Check every line of the data for the word "JSON", and copy those that have it.

BEGIN MATERIALS PROVIDED

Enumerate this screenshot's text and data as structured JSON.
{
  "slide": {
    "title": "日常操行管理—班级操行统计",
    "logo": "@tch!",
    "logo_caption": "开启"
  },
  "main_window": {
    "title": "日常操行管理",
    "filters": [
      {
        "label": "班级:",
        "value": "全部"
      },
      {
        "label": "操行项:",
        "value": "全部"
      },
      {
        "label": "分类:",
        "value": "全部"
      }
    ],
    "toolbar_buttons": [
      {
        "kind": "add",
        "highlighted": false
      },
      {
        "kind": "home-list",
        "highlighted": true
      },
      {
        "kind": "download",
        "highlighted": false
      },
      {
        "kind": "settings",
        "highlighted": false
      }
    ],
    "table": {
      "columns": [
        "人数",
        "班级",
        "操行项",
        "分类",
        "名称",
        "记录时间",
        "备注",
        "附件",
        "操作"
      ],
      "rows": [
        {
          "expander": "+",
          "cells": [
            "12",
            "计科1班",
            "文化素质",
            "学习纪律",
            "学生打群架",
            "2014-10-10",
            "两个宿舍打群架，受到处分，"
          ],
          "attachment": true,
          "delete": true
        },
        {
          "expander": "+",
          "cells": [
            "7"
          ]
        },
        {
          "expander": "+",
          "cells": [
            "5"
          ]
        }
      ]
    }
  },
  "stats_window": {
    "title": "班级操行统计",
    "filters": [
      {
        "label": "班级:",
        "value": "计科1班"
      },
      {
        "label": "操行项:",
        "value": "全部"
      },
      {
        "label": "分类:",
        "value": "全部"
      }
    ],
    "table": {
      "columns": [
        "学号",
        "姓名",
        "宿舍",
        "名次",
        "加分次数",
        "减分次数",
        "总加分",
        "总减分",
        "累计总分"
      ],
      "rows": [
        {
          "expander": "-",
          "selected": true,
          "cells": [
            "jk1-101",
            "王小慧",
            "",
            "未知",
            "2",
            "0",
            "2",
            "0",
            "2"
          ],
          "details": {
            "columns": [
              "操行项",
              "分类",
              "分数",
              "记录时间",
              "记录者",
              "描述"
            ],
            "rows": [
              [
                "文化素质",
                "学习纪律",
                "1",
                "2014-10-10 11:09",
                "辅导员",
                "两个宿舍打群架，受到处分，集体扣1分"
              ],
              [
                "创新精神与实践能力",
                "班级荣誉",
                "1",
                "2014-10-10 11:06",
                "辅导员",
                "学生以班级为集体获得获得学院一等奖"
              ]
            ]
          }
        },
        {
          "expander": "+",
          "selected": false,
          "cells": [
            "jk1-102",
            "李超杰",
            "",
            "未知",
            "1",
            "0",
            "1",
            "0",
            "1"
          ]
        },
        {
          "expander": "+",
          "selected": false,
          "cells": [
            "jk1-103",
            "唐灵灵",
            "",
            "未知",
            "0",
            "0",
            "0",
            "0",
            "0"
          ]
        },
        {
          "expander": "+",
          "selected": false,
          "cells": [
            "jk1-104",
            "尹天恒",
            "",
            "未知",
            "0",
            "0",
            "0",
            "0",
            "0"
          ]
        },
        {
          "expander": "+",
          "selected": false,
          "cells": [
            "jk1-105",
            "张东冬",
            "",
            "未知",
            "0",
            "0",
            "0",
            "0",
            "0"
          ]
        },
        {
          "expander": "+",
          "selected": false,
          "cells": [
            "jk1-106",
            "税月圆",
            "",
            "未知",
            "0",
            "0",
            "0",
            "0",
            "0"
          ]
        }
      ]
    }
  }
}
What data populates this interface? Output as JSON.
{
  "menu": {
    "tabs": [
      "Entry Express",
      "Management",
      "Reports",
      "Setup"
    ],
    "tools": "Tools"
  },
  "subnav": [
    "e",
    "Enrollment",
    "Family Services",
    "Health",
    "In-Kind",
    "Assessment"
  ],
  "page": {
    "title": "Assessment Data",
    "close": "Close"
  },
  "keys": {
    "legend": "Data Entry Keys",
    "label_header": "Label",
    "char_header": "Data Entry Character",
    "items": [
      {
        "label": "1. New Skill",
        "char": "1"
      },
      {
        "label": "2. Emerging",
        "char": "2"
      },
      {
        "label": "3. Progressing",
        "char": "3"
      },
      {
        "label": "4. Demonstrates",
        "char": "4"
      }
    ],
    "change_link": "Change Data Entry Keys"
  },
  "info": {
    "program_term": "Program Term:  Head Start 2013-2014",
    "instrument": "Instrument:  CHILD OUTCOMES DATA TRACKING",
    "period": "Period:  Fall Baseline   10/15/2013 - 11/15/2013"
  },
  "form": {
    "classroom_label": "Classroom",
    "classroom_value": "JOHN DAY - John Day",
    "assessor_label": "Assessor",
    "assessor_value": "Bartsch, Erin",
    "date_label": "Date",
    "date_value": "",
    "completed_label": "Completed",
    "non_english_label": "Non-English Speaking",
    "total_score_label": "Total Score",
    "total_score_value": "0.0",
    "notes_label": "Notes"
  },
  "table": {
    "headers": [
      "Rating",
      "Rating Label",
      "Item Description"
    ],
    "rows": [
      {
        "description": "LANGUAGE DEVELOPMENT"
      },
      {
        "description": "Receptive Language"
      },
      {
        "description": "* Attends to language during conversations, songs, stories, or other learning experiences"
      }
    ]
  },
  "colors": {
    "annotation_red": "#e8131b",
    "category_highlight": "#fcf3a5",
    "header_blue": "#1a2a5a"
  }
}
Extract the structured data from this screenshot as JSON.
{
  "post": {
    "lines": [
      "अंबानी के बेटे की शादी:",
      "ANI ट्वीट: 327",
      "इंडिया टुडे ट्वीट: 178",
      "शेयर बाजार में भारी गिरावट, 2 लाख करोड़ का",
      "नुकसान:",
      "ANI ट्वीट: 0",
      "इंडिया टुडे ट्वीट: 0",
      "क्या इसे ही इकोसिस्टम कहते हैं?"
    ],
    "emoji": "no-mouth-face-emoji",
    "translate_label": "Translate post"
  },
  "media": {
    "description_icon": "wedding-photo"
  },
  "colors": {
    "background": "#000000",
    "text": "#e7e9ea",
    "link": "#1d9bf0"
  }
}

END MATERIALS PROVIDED

(REPLY):
Enumerate this screenshot's text and data as structured JSON.
What data populates this interface? Output as JSON.
Extract the structured data from this screenshot as JSON.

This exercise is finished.